What you need to know about gynaecological cancers
We’re all conscious of breast cancer but The Eve Appeal, which funds research into gynaecological cancers, says that more than 80 per cent of women know little about the five types – cervical, ovarian, womb (endometrial), vaginal and vulval – partly because talking about the parts involved is embarrassing. ‘And that is preventing earlier diagnosis and fewer deaths,’ says Robert Marsh, chief executive of The Eve Appeal. Over 18,000 new cases of ‘gynae’ cancers are diagnosed every year in the UK. That’s 51 women each day, of which 21 will die, the majority from ovarian cancer (4,373). But worryingly, the incidence of womb cancer is increasing. It is now more common than ovarian cancer and deaths number 1,937, over twice the number for cervical cancer. (Vaginal and vulval cancers are very rare.)
The Eve Appeal says it’s vital to recognise the symptoms that you should discuss with your doctor. Often they won’t be an indicator of serious illness but it could save your life.
Signs and symptoms of ovarian cancer: pelvic or abdominal pain, increased abdominal size/persistent bloating (not bloating that comes and goes), feeling full without eating much, lack of appetite, needing to urinate more urgently or more often than usual. These are common symptoms but should be taken seriously if they are experienced frequently, are persistent and have started within the last 12 months.
Signs and symptoms of cervical cancer: any unusual bleeding from the vagina particularly after sex or after the menopause (when periods have stopped), persistent vaginal discharge that is blood-stained or smells unpleasant. Even if you have been for screening (a ‘smear’ test), do tell your doctor if you have any of these symptoms.
Signs and symptoms of womb cancer: this is almost always curable if caught at an early stage. Cervical screening is not targeted at detecting womb cancer.
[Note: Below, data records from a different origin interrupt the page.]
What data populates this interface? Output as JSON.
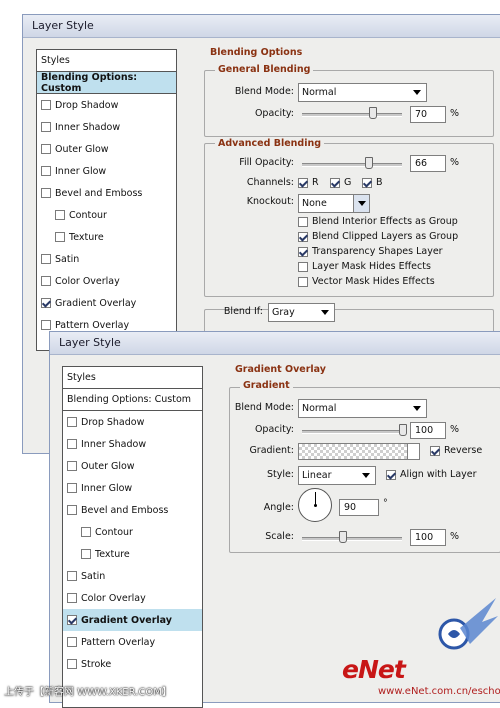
{
  "back": {
    "title": "Layer Style",
    "styles": {
      "header": "Styles",
      "items": [
        {
          "label": "Blending Options: Custom",
          "checkbox": false,
          "checked": false
        },
        {
          "label": "Drop Shadow",
          "checkbox": true,
          "checked": false
        },
        {
          "label": "Inner Shadow",
          "checkbox": true,
          "checked": false
        },
        {
          "label": "Outer Glow",
          "checkbox": true,
          "checked": false
        },
        {
          "label": "Inner Glow",
          "checkbox": true,
          "checked": false
        },
        {
          "label": "Bevel and Emboss",
          "checkbox": true,
          "checked": false
        },
        {
          "label": "Contour",
          "checkbox": true,
          "checked": false
        },
        {
          "label": "Texture",
          "checkbox": true,
          "checked": false
        },
        {
          "label": "Satin",
          "checkbox": true,
          "checked": false
        },
        {
          "label": "Color Overlay",
          "checkbox": true,
          "checked": false
        },
        {
          "label": "Gradient Overlay",
          "checkbox": true,
          "checked": true
        },
        {
          "label": "Pattern Overlay",
          "checkbox": true,
          "checked": false
        }
      ]
    },
    "blending": {
      "section_title": "Blending Options",
      "general_title": "General Blending",
      "blend_mode_label": "Blend Mode:",
      "blend_mode_value": "Normal",
      "opacity_label": "Opacity:",
      "opacity_value": "70",
      "opacity_level": 0.7,
      "percent": "%",
      "advanced_title": "Advanced Blending",
      "fill_opacity_label": "Fill Opacity:",
      "fill_opacity_value": "66",
      "fill_opacity_level": 0.66,
      "channels_label": "Channels:",
      "channels": [
        "R",
        "G",
        "B"
      ],
      "knockout_label": "Knockout:",
      "knockout_value": "None",
      "options": [
        {
          "label": "Blend Interior Effects as Group",
          "checked": false
        },
        {
          "label": "Blend Clipped Layers as Group",
          "checked": true
        },
        {
          "label": "Transparency Shapes Layer",
          "checked": true
        },
        {
          "label": "Layer Mask Hides Effects",
          "checked": false
        },
        {
          "label": "Vector Mask Hides Effects",
          "checked": false
        }
      ],
      "blend_if_label": "Blend If:",
      "blend_if_value": "Gray"
    }
  },
  "front": {
    "title": "Layer Style",
    "styles": {
      "header": "Styles",
      "items": [
        {
          "label": "Blending Options: Custom",
          "checkbox": false,
          "checked": false
        },
        {
          "label": "Drop Shadow",
          "checkbox": true,
          "checked": false
        },
        {
          "label": "Inner Shadow",
          "checkbox": true,
          "checked": false
        },
        {
          "label": "Outer Glow",
          "checkbox": true,
          "checked": false
        },
        {
          "label": "Inner Glow",
          "checkbox": true,
          "checked": false
        },
        {
          "label": "Bevel and Emboss",
          "checkbox": true,
          "checked": false
        },
        {
          "label": "Contour",
          "checkbox": true,
          "checked": false
        },
        {
          "label": "Texture",
          "checkbox": true,
          "checked": false
        },
        {
          "label": "Satin",
          "checkbox": true,
          "checked": false
        },
        {
          "label": "Color Overlay",
          "checkbox": true,
          "checked": false
        },
        {
          "label": "Gradient Overlay",
          "checkbox": true,
          "checked": true
        },
        {
          "label": "Pattern Overlay",
          "checkbox": true,
          "checked": false
        },
        {
          "label": "Stroke",
          "checkbox": true,
          "checked": false
        }
      ]
    },
    "gradient_overlay": {
      "section_title": "Gradient Overlay",
      "group_title": "Gradient",
      "blend_mode_label": "Blend Mode:",
      "blend_mode_value": "Normal",
      "opacity_label": "Opacity:",
      "opacity_value": "100",
      "opacity_level": 1.0,
      "percent": "%",
      "gradient_label": "Gradient:",
      "reverse_label": "Reverse",
      "reverse_checked": true,
      "style_label": "Style:",
      "style_value": "Linear",
      "align_label": "Align with Layer",
      "align_checked": true,
      "angle_label": "Angle:",
      "angle_value": "90",
      "angle_degrees": 90,
      "degree_symbol": "°",
      "scale_label": "Scale:",
      "scale_value": "100",
      "scale_level": 0.4
    }
  },
  "watermark": {
    "left_text": "上传于【新客网 WWW.XKER.COM】",
    "right_text": "www.eNet.com.cn/eschool",
    "brand": "eNet"
  },
  "colors": {
    "section_title": "#8a3212",
    "highlight": "#bfe0ee",
    "dialog_bg": "#eeeeec"
  }
}
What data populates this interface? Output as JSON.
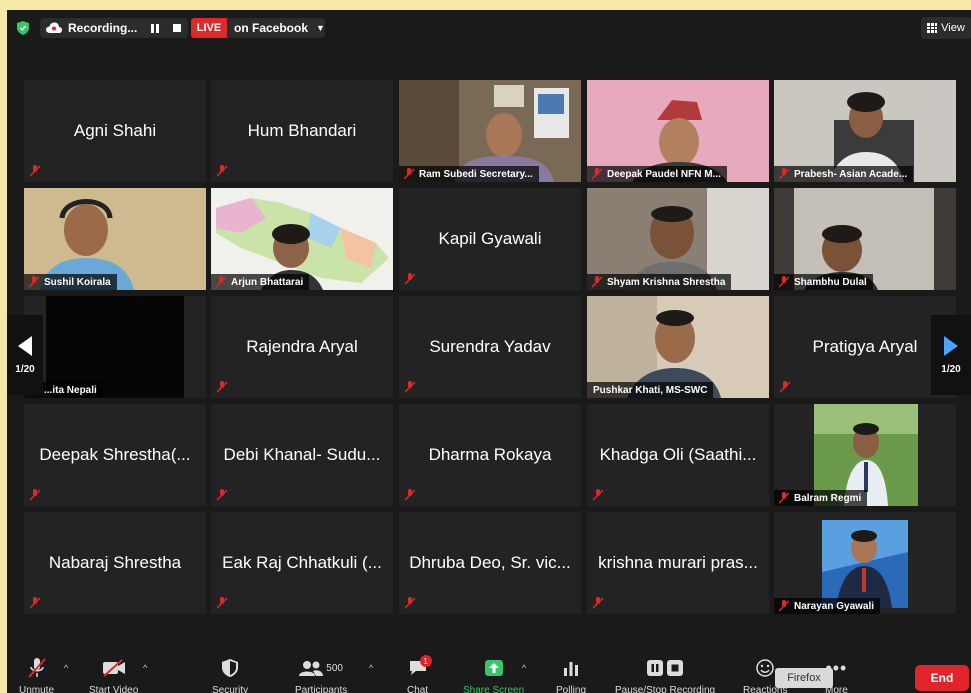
{
  "topbar": {
    "recording_label": "Recording...",
    "live_label": "LIVE",
    "stream_target": "on Facebook",
    "view_label": "View"
  },
  "pagination": {
    "left": "1/20",
    "right": "1/20"
  },
  "tiles": [
    {
      "text": "Agni Shahi",
      "type": "name"
    },
    {
      "text": "Hum Bhandari",
      "type": "name"
    },
    {
      "text": "Ram Subedi Secretary...",
      "type": "video"
    },
    {
      "text": "Deepak Paudel NFN M...",
      "type": "video"
    },
    {
      "text": "Prabesh- Asian Acade...",
      "type": "video"
    },
    {
      "text": "Sushil Koirala",
      "type": "video"
    },
    {
      "text": "Arjun Bhattarai",
      "type": "video"
    },
    {
      "text": "Kapil Gyawali",
      "type": "name"
    },
    {
      "text": "Shyam Krishna Shrestha",
      "type": "video"
    },
    {
      "text": "Shambhu Dulal",
      "type": "video"
    },
    {
      "text": "...ita Nepali",
      "type": "video"
    },
    {
      "text": "Rajendra Aryal",
      "type": "name"
    },
    {
      "text": "Surendra Yadav",
      "type": "name"
    },
    {
      "text": "Pushkar Khati, MS-SWC",
      "type": "video"
    },
    {
      "text": "Pratigya Aryal",
      "type": "name"
    },
    {
      "text": "Deepak Shrestha(...",
      "type": "name"
    },
    {
      "text": "Debi Khanal-  Sudu...",
      "type": "name"
    },
    {
      "text": "Dharma Rokaya",
      "type": "name"
    },
    {
      "text": "Khadga Oli (Saathi...",
      "type": "name"
    },
    {
      "text": "Balram Regmi",
      "type": "video"
    },
    {
      "text": "Nabaraj Shrestha",
      "type": "name"
    },
    {
      "text": "Eak Raj Chhatkuli (...",
      "type": "name"
    },
    {
      "text": "Dhruba Deo, Sr. vic...",
      "type": "name"
    },
    {
      "text": "krishna murari pras...",
      "type": "name"
    },
    {
      "text": "Narayan Gyawali",
      "type": "video"
    }
  ],
  "toolbar": {
    "unmute": "Unmute",
    "start_video": "Start Video",
    "security": "Security",
    "participants": "Participants",
    "participants_count": "500",
    "chat": "Chat",
    "chat_badge": "1",
    "share_screen": "Share Screen",
    "polling": "Polling",
    "recording": "Pause/Stop Recording",
    "reactions": "Reactions",
    "more": "More",
    "end": "End",
    "tooltip": "Firefox"
  },
  "colors": {
    "live": "#e02828",
    "active_speaker": "#cfe46c",
    "share_green": "#38c46b",
    "end_red": "#e0242a"
  }
}
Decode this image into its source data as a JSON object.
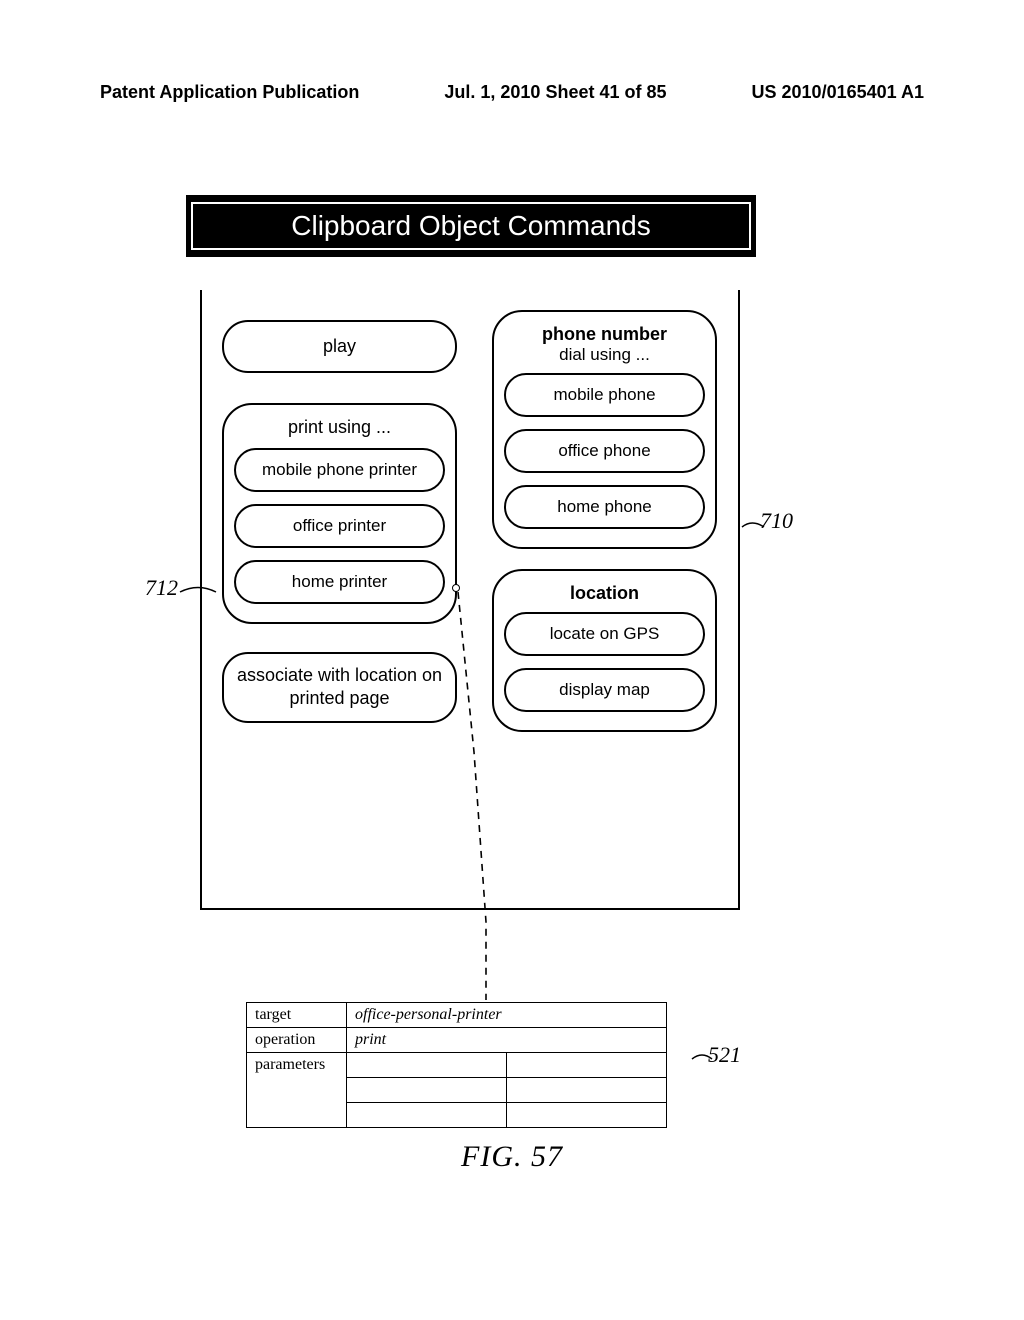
{
  "header": {
    "left": "Patent Application Publication",
    "center": "Jul. 1, 2010   Sheet 41 of 85",
    "right": "US 2010/0165401 A1"
  },
  "banner": {
    "title": "Clipboard Object Commands"
  },
  "left_col": {
    "play": "play",
    "print_group_label": "print using ...",
    "print_opts": {
      "mobile": "mobile phone printer",
      "office": "office printer",
      "home": "home printer"
    },
    "assoc": "associate with location on printed page"
  },
  "right_col": {
    "phone_group": {
      "title": "phone number",
      "sub": "dial using ...",
      "opts": {
        "mobile": "mobile phone",
        "office": "office phone",
        "home": "home phone"
      }
    },
    "location_group": {
      "title": "location",
      "opts": {
        "gps": "locate on GPS",
        "map": "display map"
      }
    }
  },
  "refs": {
    "r712": "712",
    "r710": "710",
    "r521": "521"
  },
  "table": {
    "rows": {
      "target": {
        "k": "target",
        "v": "office-personal-printer"
      },
      "operation": {
        "k": "operation",
        "v": "print"
      },
      "parameters": {
        "k": "parameters"
      }
    }
  },
  "figure_label": "FIG. 57"
}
Key early indicators are vaginal bleeding between periods, or after the menopause. Generally, if you have any abnormal bleeding, tell your GP immediately.
September is Gynaecological Cancer Awareness Month. The Eve Appeal is launching its Funny Feet campaign to raise awareness and also funds for research.
SELF-HELP FOR SORE EYES
Here’s a fascinating tip that came to Jo Fairley’s and my Beauty Bible website (www.beautybible.com). Nicola writes: ‘I had [eye] problems recently and read that it was good to submerge your face in a basinful of warm water with a teaspoon of salt in it. You slowly blink, then gently exhale through your nose. My optician said it was great for reducing blockages on the rim of the eye [such as styes]. The bonus is I no longer need to use a toner as it removed all traces of make-up and cleanser.’
BLISTERS BE GONE!
I had to hobble into a nearby chemist and buy Compeed blister plasters recently, because new shoes and bare feet had resulted in very sore patches on my heel and toes. Now I carry supplies everywhere. Compeed Blister Mix (pack of five), around £5.25, available nationwide or buy here
THE TRUTH ABOUT… COCONUT WATER
- It’s not just a fad Sportspeople swear by this clear low-cal liquid, dubbing it ‘Nature’s Lucozade’. According to nutritionist Jenna Barclay, coconut water’s electrolyte composition – including potassium, magnesium and calcium – is almost identical to the plasma in our blood. It also contains antioxidants.
- Electrolytes are the salts and minerals that keep our systems alkaline An alkaline body is a healthy thriving one, as opposed to an acidic system, which is linked to all sorts of health problems (including osteoporosis and possibly cancer and heart disease), plus a feeling of constantly being under par.
- Acidity comes from many sources The food we eat (processed and packaged foods, an excess of red meat and cheese, fizzy drinks and caffeine), stress, pollution, second-hand smoke, chemicals in cosmetics and household products. These leach our electrolyte stores to neutralise the damage so we need to replace them.
- Coconut water is absorbed quickly, replenishing electrolyte levels and hydrating the body, plus the natural sugars give you an energy boost. Vita Coco Coconut Water is one of the most popular items on Jenna’s website (www.foodstolove.co.uk). Drink it chilled for palatability.
- Be sceptical about other health claims Research so far is scanty. And don’t forget that an alkaline diet is vital too.
WEBSITE OF THE WEEK: www.bhit.org
You wouldn’t dream of sending a child out on a horse without a properly fitted helmet, and I have never understood anyone who rides a bike without one. Most child cyclist injuries occur between May and September, so do visit this award-winning website from the Bicycle Helmet Initiative Trust for information on safe cycling, including Teachers’ Lesson Packs.